▶ **Provided information**
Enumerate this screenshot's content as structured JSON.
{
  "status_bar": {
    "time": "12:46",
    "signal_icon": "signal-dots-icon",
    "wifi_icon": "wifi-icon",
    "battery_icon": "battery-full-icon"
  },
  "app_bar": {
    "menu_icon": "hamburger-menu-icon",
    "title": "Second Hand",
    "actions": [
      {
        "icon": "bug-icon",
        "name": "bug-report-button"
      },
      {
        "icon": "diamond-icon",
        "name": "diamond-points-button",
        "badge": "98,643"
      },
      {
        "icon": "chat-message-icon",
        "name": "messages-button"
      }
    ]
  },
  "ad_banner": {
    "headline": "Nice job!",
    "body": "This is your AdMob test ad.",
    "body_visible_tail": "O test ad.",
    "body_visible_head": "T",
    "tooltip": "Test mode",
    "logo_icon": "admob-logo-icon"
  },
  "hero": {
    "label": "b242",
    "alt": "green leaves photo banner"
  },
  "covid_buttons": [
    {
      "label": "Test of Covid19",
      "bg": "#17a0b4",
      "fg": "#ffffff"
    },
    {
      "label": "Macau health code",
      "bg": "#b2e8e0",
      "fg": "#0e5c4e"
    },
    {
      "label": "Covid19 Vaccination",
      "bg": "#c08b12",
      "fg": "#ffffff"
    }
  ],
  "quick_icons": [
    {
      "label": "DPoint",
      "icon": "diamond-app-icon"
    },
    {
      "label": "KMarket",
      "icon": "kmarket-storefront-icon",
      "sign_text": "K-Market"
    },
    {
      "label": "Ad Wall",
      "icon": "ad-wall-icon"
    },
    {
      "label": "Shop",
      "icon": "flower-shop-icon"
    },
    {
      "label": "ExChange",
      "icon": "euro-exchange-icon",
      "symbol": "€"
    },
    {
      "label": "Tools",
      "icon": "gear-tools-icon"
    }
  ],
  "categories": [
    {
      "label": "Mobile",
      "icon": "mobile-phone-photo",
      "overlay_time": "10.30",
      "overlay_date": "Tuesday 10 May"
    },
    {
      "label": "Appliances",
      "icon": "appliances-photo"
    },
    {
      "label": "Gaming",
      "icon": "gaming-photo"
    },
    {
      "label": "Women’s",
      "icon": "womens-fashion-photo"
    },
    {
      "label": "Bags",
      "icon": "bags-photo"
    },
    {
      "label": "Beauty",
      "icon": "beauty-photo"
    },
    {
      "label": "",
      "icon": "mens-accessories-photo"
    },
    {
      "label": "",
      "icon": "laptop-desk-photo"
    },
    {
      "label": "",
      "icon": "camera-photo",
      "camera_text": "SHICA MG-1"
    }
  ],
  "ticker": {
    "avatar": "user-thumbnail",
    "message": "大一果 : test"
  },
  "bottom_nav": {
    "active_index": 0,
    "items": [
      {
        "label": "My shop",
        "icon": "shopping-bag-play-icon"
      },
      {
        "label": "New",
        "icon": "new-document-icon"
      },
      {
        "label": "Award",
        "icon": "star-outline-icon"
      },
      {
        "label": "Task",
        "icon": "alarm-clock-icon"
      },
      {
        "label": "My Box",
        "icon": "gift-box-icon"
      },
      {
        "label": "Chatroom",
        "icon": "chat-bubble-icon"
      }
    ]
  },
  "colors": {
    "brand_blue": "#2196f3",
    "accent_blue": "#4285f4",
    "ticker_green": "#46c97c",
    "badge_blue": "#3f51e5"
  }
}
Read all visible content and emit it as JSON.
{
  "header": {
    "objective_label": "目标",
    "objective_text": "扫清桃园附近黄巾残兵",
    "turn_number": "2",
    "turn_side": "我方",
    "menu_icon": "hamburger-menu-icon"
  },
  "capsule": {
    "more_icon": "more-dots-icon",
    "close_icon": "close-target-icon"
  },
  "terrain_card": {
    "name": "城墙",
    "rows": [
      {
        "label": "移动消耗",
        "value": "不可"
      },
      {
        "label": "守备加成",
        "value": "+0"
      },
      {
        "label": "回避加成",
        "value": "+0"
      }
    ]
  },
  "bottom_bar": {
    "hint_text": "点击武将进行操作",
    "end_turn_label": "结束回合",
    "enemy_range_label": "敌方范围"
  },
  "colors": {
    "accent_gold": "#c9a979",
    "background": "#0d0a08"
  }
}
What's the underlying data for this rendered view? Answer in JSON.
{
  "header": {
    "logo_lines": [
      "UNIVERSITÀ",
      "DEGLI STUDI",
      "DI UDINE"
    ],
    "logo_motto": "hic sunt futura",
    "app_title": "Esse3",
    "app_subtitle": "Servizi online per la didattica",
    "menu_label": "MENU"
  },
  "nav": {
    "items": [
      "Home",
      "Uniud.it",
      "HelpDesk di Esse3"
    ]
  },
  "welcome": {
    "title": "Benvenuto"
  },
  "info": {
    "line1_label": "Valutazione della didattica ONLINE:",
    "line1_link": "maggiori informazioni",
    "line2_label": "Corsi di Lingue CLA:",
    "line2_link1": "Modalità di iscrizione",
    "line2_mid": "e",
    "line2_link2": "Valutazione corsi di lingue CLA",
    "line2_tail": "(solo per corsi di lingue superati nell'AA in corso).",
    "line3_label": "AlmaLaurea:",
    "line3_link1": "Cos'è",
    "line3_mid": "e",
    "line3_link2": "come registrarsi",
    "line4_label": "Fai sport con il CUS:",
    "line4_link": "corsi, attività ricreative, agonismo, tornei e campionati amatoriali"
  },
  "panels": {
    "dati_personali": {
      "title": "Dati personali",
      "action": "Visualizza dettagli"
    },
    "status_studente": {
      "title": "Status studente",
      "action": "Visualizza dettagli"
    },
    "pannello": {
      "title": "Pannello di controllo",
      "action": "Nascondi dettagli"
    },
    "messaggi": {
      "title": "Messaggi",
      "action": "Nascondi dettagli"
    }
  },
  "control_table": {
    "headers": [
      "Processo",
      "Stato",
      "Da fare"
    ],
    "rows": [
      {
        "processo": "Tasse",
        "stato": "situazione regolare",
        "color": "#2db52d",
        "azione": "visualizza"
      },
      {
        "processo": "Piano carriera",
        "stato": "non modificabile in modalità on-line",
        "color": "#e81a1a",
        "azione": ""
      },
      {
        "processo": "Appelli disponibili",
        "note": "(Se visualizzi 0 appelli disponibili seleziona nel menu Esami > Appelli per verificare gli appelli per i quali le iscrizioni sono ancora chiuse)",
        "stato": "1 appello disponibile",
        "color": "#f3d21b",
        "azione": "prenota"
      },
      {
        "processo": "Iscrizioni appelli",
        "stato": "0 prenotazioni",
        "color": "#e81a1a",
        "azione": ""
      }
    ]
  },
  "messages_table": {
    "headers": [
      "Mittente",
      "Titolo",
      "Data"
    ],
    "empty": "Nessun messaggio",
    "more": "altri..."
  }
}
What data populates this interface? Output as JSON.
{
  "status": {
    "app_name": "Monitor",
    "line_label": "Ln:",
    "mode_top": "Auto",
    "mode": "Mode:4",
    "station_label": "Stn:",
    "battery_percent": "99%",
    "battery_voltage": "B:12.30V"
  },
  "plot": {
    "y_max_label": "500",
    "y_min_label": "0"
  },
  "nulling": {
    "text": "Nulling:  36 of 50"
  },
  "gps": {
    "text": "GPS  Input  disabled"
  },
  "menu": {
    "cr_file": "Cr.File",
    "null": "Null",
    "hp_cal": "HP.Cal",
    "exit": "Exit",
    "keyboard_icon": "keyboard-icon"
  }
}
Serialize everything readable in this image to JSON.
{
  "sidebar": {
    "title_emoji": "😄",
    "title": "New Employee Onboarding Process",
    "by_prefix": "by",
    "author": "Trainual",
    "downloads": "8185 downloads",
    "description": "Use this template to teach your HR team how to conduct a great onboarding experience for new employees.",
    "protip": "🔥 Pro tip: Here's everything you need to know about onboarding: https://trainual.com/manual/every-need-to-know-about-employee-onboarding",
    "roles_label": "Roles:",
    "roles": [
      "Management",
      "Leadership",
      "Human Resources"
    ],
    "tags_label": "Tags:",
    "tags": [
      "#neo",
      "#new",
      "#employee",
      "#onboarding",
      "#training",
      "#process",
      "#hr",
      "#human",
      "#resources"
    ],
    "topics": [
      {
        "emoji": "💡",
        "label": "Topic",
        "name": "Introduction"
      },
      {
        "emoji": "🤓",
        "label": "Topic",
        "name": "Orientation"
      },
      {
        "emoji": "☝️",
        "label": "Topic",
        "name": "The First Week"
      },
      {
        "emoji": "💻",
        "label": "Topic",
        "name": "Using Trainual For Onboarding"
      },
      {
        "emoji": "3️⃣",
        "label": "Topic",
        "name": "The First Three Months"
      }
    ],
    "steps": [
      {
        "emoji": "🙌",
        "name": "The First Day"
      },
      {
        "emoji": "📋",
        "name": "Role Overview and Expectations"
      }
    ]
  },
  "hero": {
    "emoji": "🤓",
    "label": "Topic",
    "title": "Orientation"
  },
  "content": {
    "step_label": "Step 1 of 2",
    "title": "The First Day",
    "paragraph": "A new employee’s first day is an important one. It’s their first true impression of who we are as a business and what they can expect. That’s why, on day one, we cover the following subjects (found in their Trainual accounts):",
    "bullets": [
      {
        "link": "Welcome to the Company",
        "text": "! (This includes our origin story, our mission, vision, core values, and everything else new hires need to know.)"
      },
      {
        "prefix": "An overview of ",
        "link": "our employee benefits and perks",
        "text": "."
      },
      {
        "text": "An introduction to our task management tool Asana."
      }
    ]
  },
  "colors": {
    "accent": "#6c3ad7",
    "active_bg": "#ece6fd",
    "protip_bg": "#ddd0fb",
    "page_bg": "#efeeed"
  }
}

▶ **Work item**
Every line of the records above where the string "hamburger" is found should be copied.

▶ **Solution to the problem**
    "menu_icon": "hamburger-menu-icon",
    "menu_icon": "hamburger-menu-icon"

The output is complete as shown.